The following options are visible when you add a Volumetric Lights component:
Profile: this field shows which profile is being used.
– Blend Mode: blend or additive. Blend does the traditional alpha blending with the background while additive adds the light intensity to the existing pixels.
– Raymarch Quality: influences the number of iterations executed in the raymarching loop. The lower value, the better performance.
– Min Step Size: determines the minimum step size. Increase to improve performance (accuracy will be reduced as well).
– Max Steps: determines the maximum number of steps or samples taken along each ray. This is a maximum value which can be lowered to improve performance by ensuring there’re no rays that take too many samples.
– Dithering: reduces banding effect.
– Jittering: reduces banding effect (especially useful when shadows are enabled).
– Use Blue Noise: enables blue noise for jittering computation. It adds an additional texture fetch but reduces moiré pattern caused by regular jittering algorithm. Use only if you get a noticeable improvement.
– Render Queue / Sorting Layer / Sorting Order: the volumetric effect renders in world space in the transparent queue. These settings allow you to customize the order of the rendering.
– Always On: enabling this option will force the volumetric effect to be visible regardless of the light enable state. This option is useful to create fake volumetric lights, where only the volumetric effect is visible but the light component itself doesn’t add any overhead since you can disable it.
– Cast Direct Light: this option can only be used in deferred rendering mode (enable it on the camera). It will illuminate the objects reached by the volumetric effect and can be used along other effects like translucency (see the Church demo scene for an example).
– Auto Toggle: enables or disables the light in function of the camera distance.
– Use Noise: uses an internal noise texture instead of assuming a homogeneous medium.
– Noise Texture: the asset will use a default 3D noise texture located in Resources/Textures folder. You can find more noise textures in Demo/NoiseTextures folder. You can also provide your own textures.
– Density: density of the medium used during the raymarching loop. The greater value, the opaquer effect. A low-density value used in a very large light space can impact performance as the ray march loop needs to run many steps.
– Diffusion Intensity: controls the intensity of the diffusion of the light when looking directly to the source through the medium.
– Range Falloff / Border: controls the falloff of the volume. Border has no effect on point lights.
– Attenuation Mode: sets the decay curve applied to the light intensity with distance to the emission point. Choose between “Simple” or “Quadratic”. Use quadratic for a more realistic result in which you can configure 3 operands: constant, linear and quadratic coeficients of the formula.
The component will use a particle system with a custom particle shader that’s aware of the lighting volume geometry.

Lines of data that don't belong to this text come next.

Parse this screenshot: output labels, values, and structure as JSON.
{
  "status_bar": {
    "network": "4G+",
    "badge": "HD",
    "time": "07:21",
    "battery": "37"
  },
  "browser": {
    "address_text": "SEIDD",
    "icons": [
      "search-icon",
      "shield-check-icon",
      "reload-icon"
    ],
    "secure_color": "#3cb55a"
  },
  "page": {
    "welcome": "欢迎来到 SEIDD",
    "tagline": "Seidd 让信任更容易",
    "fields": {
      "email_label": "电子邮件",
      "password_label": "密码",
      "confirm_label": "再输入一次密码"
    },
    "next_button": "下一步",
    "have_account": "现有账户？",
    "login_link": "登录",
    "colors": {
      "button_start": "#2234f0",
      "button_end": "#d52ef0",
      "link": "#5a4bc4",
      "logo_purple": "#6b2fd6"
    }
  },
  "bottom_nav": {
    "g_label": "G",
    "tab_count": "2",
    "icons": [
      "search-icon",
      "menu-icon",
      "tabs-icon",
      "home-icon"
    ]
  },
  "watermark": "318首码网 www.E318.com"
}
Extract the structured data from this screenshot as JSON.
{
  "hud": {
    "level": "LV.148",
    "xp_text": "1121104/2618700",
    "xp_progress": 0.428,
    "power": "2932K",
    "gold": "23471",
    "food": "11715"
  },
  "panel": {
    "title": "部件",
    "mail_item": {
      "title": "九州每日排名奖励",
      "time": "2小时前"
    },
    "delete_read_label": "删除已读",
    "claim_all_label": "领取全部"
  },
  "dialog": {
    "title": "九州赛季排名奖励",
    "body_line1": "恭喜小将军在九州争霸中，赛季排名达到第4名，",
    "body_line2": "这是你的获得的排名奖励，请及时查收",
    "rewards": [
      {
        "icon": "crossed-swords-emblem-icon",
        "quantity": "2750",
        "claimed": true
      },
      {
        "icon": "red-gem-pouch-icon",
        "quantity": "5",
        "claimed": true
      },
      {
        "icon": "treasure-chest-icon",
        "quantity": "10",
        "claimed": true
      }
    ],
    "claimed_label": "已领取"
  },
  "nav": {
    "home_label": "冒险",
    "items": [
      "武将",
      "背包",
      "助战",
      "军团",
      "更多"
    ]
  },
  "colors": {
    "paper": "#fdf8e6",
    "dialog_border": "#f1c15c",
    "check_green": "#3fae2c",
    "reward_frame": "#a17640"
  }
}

This option adds shadow support to the effect.
– Shadow Intensity: amount of light cancelling due to shadows.
– Shadow Resolution: resolution of the shadow map. Usually, you don’t need a very high value to create a good effect. Try to use the lower texture size as possible.
– Shadow Culling Mask: specifies which objects cause shadows.
– Shadow Bake Interval: specifies if shadow map is computed during start only or on every frame. Note that if the light is moved or rotated, the shadow map will be automatically recomputed.
– Shadow Bake Mode (only for point lights): point light shadows are expensive – this option let you choose between computing shadows on a half sphere oriented to player (faster) or a cubemap (slower). If cubemap option is selected, you can choose to spread the rendering across several frames (1 face per frame) or render all 6 faces every frame.
– Shadow Orientation (only for point lights): baked shadows captured in a half sphere (180º) for point lights requires orienting the camera. This option let you specify a fixed direction for the alignment of such half sphere or automatically orient it to the player camera.
– Shadow Near Distance: specifies the near clip plane of the camera used to create the shadow map. This setting allows you to skip objects that are too near to the light.
– Translucency: when enabled, colors from transparent objects that have the “Volumetric Lights Translucency” script attached will be used in the effect. Important: the object must be visible from the light point of view (common error include using a single sided window that’s not visible from exterior).
– Use Custom Size: let you override light properties like range or size.
– Use Custom Bounds: let you customize the boundary of the light effect effectively clipping the volumetric effect. This is useful to clamp the volumetric effect to certain corners for example. When this option is enabled, you will see the actual bounds in the Scene View and you can use the handlers of the cube to adjust it size.